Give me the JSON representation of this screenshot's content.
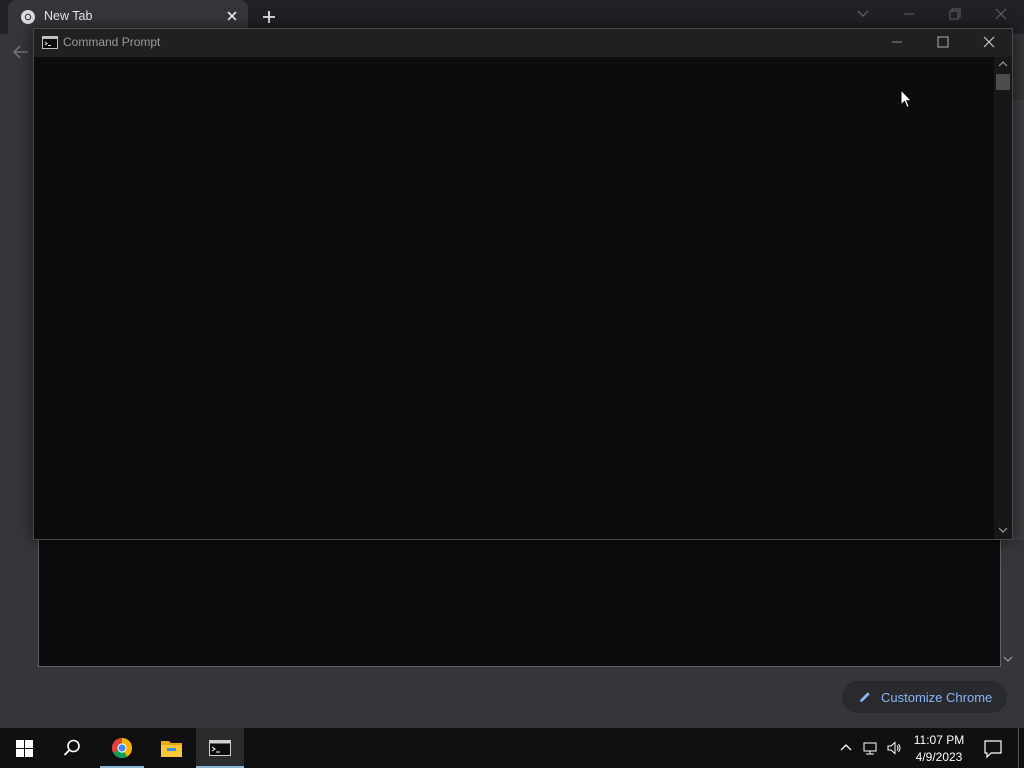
{
  "chrome": {
    "tab_title": "New Tab",
    "customize_label": "Customize Chrome"
  },
  "cmd": {
    "title": "Command Prompt"
  },
  "taskbar": {
    "time": "11:07 PM",
    "date": "4/9/2023",
    "apps": [
      "start-icon",
      "search-icon",
      "chrome-icon",
      "file-explorer-icon",
      "command-prompt-icon"
    ]
  },
  "colors": {
    "accent": "#8ab4f8",
    "console_bg": "#0c0c0c",
    "taskbar_bg": "#101010"
  }
}
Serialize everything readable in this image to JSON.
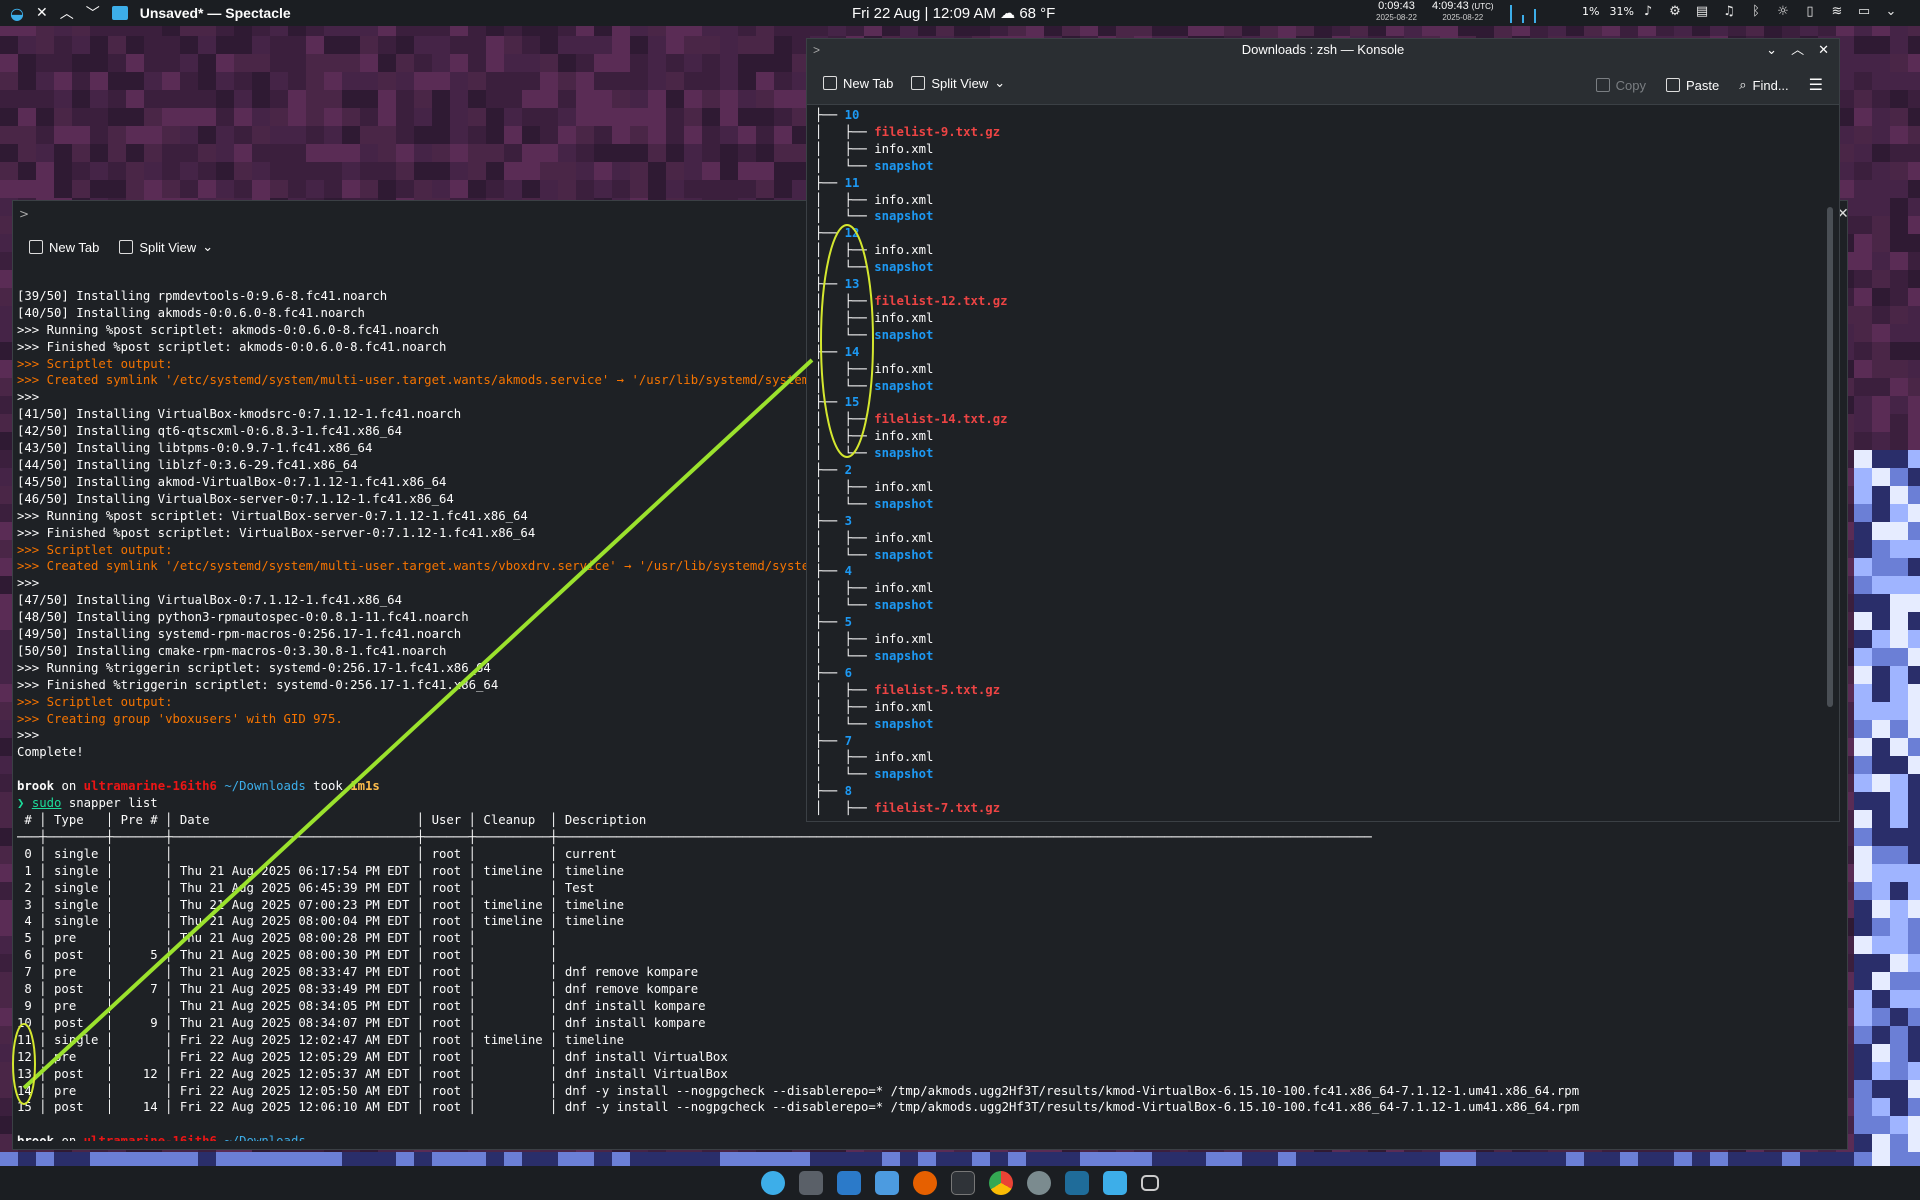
{
  "top_panel": {
    "app_title": "Unsaved* — Spectacle",
    "clock": "Fri 22 Aug | 12:09 AM",
    "weather": "68 °F",
    "tz_local_time": "0:09:43",
    "tz_local_date": "2025-08-22",
    "tz_utc_time": "4:09:43",
    "tz_utc_label": "(UTC)",
    "tz_utc_date": "2025-08-22",
    "cpu": "1%",
    "mem": "31%"
  },
  "back_window": {
    "toolbar": {
      "new_tab": "New Tab",
      "split_view": "Split View"
    },
    "install_lines": [
      "[39/50] Installing rpmdevtools-0:9.6-8.fc41.noarch",
      "[40/50] Installing akmods-0:0.6.0-8.fc41.noarch",
      ">>> Running %post scriptlet: akmods-0:0.6.0-8.fc41.noarch",
      ">>> Finished %post scriptlet: akmods-0:0.6.0-8.fc41.noarch"
    ],
    "scriptlet_1": ">>> Scriptlet output:",
    "symlink_1": ">>> Created symlink '/etc/systemd/system/multi-user.target.wants/akmods.service' → '/usr/lib/systemd/system/akmods.service'.",
    "sep_1": ">>>",
    "install_lines_2": [
      "[41/50] Installing VirtualBox-kmodsrc-0:7.1.12-1.fc41.noarch",
      "[42/50] Installing qt6-qtscxml-0:6.8.3-1.fc41.x86_64",
      "[43/50] Installing libtpms-0:0.9.7-1.fc41.x86_64",
      "[44/50] Installing liblzf-0:3.6-29.fc41.x86_64",
      "[45/50] Installing akmod-VirtualBox-0:7.1.12-1.fc41.x86_64",
      "[46/50] Installing VirtualBox-server-0:7.1.12-1.fc41.x86_64",
      ">>> Running %post scriptlet: VirtualBox-server-0:7.1.12-1.fc41.x86_64",
      ">>> Finished %post scriptlet: VirtualBox-server-0:7.1.12-1.fc41.x86_64"
    ],
    "scriptlet_2": ">>> Scriptlet output:",
    "symlink_2": ">>> Created symlink '/etc/systemd/system/multi-user.target.wants/vboxdrv.service' → '/usr/lib/systemd/system/vboxdrv.service'.",
    "sep_2": ">>>",
    "install_lines_3": [
      "[47/50] Installing VirtualBox-0:7.1.12-1.fc41.x86_64",
      "[48/50] Installing python3-rpmautospec-0:0.8.1-11.fc41.noarch",
      "[49/50] Installing systemd-rpm-macros-0:256.17-1.fc41.noarch",
      "[50/50] Installing cmake-rpm-macros-0:3.30.8-1.fc41.noarch",
      ">>> Running %triggerin scriptlet: systemd-0:256.17-1.fc41.x86_64",
      ">>> Finished %triggerin scriptlet: systemd-0:256.17-1.fc41.x86_64"
    ],
    "scriptlet_3": ">>> Scriptlet output:",
    "group_line": ">>> Creating group 'vboxusers' with GID 975.",
    "sep_3": ">>>",
    "complete": "Complete!",
    "prompt_user": "brook",
    "prompt_on": "on",
    "prompt_host": "ultramarine-16ith6",
    "prompt_dir": "~/Downloads",
    "prompt_took": "took",
    "prompt_time": "1m1s",
    "prompt_char": "❯",
    "cmd_sudo": "sudo",
    "cmd_rest": "snapper list",
    "table_header": " # │ Type   │ Pre # │ Date                            │ User │ Cleanup  │ Description",
    "table_sep": "───┼────────┼───────┼─────────────────────────────────┼──────┼──────────┼──────────────────────────────────────────────────────────────────────────────────────────────────────────────",
    "table_rows": [
      " 0 │ single │       │                                 │ root │          │ current",
      " 1 │ single │       │ Thu 21 Aug 2025 06:17:54 PM EDT │ root │ timeline │ timeline",
      " 2 │ single │       │ Thu 21 Aug 2025 06:45:39 PM EDT │ root │          │ Test",
      " 3 │ single │       │ Thu 21 Aug 2025 07:00:23 PM EDT │ root │ timeline │ timeline",
      " 4 │ single │       │ Thu 21 Aug 2025 08:00:04 PM EDT │ root │ timeline │ timeline",
      " 5 │ pre    │       │ Thu 21 Aug 2025 08:00:28 PM EDT │ root │          │",
      " 6 │ post   │     5 │ Thu 21 Aug 2025 08:00:30 PM EDT │ root │          │",
      " 7 │ pre    │       │ Thu 21 Aug 2025 08:33:47 PM EDT │ root │          │ dnf remove kompare",
      " 8 │ post   │     7 │ Thu 21 Aug 2025 08:33:49 PM EDT │ root │          │ dnf remove kompare",
      " 9 │ pre    │       │ Thu 21 Aug 2025 08:34:05 PM EDT │ root │          │ dnf install kompare",
      "10 │ post   │     9 │ Thu 21 Aug 2025 08:34:07 PM EDT │ root │          │ dnf install kompare",
      "11 │ single │       │ Fri 22 Aug 2025 12:02:47 AM EDT │ root │ timeline │ timeline",
      "12 │ pre    │       │ Fri 22 Aug 2025 12:05:29 AM EDT │ root │          │ dnf install VirtualBox",
      "13 │ post   │    12 │ Fri 22 Aug 2025 12:05:37 AM EDT │ root │          │ dnf install VirtualBox",
      "14 │ pre    │       │ Fri 22 Aug 2025 12:05:50 AM EDT │ root │          │ dnf -y install --nogpgcheck --disablerepo=* /tmp/akmods.ugg2Hf3T/results/kmod-VirtualBox-6.15.10-100.fc41.x86_64-7.1.12-1.um41.x86_64.rpm",
      "15 │ post   │    14 │ Fri 22 Aug 2025 12:06:10 AM EDT │ root │          │ dnf -y install --nogpgcheck --disablerepo=* /tmp/akmods.ugg2Hf3T/results/kmod-VirtualBox-6.15.10-100.fc41.x86_64-7.1.12-1.um41.x86_64.rpm"
    ]
  },
  "front_window": {
    "title": "Downloads : zsh — Konsole",
    "toolbar": {
      "new_tab": "New Tab",
      "split_view": "Split View",
      "copy": "Copy",
      "paste": "Paste",
      "find": "Find..."
    },
    "tree": [
      {
        "indent": "├── ",
        "text": "10",
        "kind": "dir"
      },
      {
        "indent": "│   ├── ",
        "text": "filelist-9.txt.gz",
        "kind": "gz"
      },
      {
        "indent": "│   ├── ",
        "text": "info.xml",
        "kind": "file"
      },
      {
        "indent": "│   └── ",
        "text": "snapshot",
        "kind": "snap"
      },
      {
        "indent": "├── ",
        "text": "11",
        "kind": "dir"
      },
      {
        "indent": "│   ├── ",
        "text": "info.xml",
        "kind": "file"
      },
      {
        "indent": "│   └── ",
        "text": "snapshot",
        "kind": "snap"
      },
      {
        "indent": "├── ",
        "text": "12",
        "kind": "dir"
      },
      {
        "indent": "│   ├── ",
        "text": "info.xml",
        "kind": "file"
      },
      {
        "indent": "│   └── ",
        "text": "snapshot",
        "kind": "snap"
      },
      {
        "indent": "├── ",
        "text": "13",
        "kind": "dir"
      },
      {
        "indent": "│   ├── ",
        "text": "filelist-12.txt.gz",
        "kind": "gz"
      },
      {
        "indent": "│   ├── ",
        "text": "info.xml",
        "kind": "file"
      },
      {
        "indent": "│   └── ",
        "text": "snapshot",
        "kind": "snap"
      },
      {
        "indent": "├── ",
        "text": "14",
        "kind": "dir"
      },
      {
        "indent": "│   ├── ",
        "text": "info.xml",
        "kind": "file"
      },
      {
        "indent": "│   └── ",
        "text": "snapshot",
        "kind": "snap"
      },
      {
        "indent": "├── ",
        "text": "15",
        "kind": "dir"
      },
      {
        "indent": "│   ├── ",
        "text": "filelist-14.txt.gz",
        "kind": "gz"
      },
      {
        "indent": "│   ├── ",
        "text": "info.xml",
        "kind": "file"
      },
      {
        "indent": "│   └── ",
        "text": "snapshot",
        "kind": "snap"
      },
      {
        "indent": "├── ",
        "text": "2",
        "kind": "dir"
      },
      {
        "indent": "│   ├── ",
        "text": "info.xml",
        "kind": "file"
      },
      {
        "indent": "│   └── ",
        "text": "snapshot",
        "kind": "snap"
      },
      {
        "indent": "├── ",
        "text": "3",
        "kind": "dir"
      },
      {
        "indent": "│   ├── ",
        "text": "info.xml",
        "kind": "file"
      },
      {
        "indent": "│   └── ",
        "text": "snapshot",
        "kind": "snap"
      },
      {
        "indent": "├── ",
        "text": "4",
        "kind": "dir"
      },
      {
        "indent": "│   ├── ",
        "text": "info.xml",
        "kind": "file"
      },
      {
        "indent": "│   └── ",
        "text": "snapshot",
        "kind": "snap"
      },
      {
        "indent": "├── ",
        "text": "5",
        "kind": "dir"
      },
      {
        "indent": "│   ├── ",
        "text": "info.xml",
        "kind": "file"
      },
      {
        "indent": "│   └── ",
        "text": "snapshot",
        "kind": "snap"
      },
      {
        "indent": "├── ",
        "text": "6",
        "kind": "dir"
      },
      {
        "indent": "│   ├── ",
        "text": "filelist-5.txt.gz",
        "kind": "gz"
      },
      {
        "indent": "│   ├── ",
        "text": "info.xml",
        "kind": "file"
      },
      {
        "indent": "│   └── ",
        "text": "snapshot",
        "kind": "snap"
      },
      {
        "indent": "├── ",
        "text": "7",
        "kind": "dir"
      },
      {
        "indent": "│   ├── ",
        "text": "info.xml",
        "kind": "file"
      },
      {
        "indent": "│   └── ",
        "text": "snapshot",
        "kind": "snap"
      },
      {
        "indent": "├── ",
        "text": "8",
        "kind": "dir"
      },
      {
        "indent": "│   ├── ",
        "text": "filelist-7.txt.gz",
        "kind": "gz"
      }
    ]
  },
  "colors": {
    "accent_annotation": "#9be22d",
    "dir_blue": "#1d99f3",
    "gz_red": "#ed4444",
    "orange": "#f67400"
  }
}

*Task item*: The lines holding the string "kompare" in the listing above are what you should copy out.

*Written reply*:
      " 7 │ pre    │       │ Thu 21 Aug 2025 08:33:47 PM EDT │ root │          │ dnf remove kompare",
      " 8 │ post   │     7 │ Thu 21 Aug 2025 08:33:49 PM EDT │ root │          │ dnf remove kompare",
      " 9 │ pre    │       │ Thu 21 Aug 2025 08:34:05 PM EDT │ root │          │ dnf install kompare",
      "10 │ post   │     9 │ Thu 21 Aug 2025 08:34:07 PM EDT │ root │          │ dnf install kompare",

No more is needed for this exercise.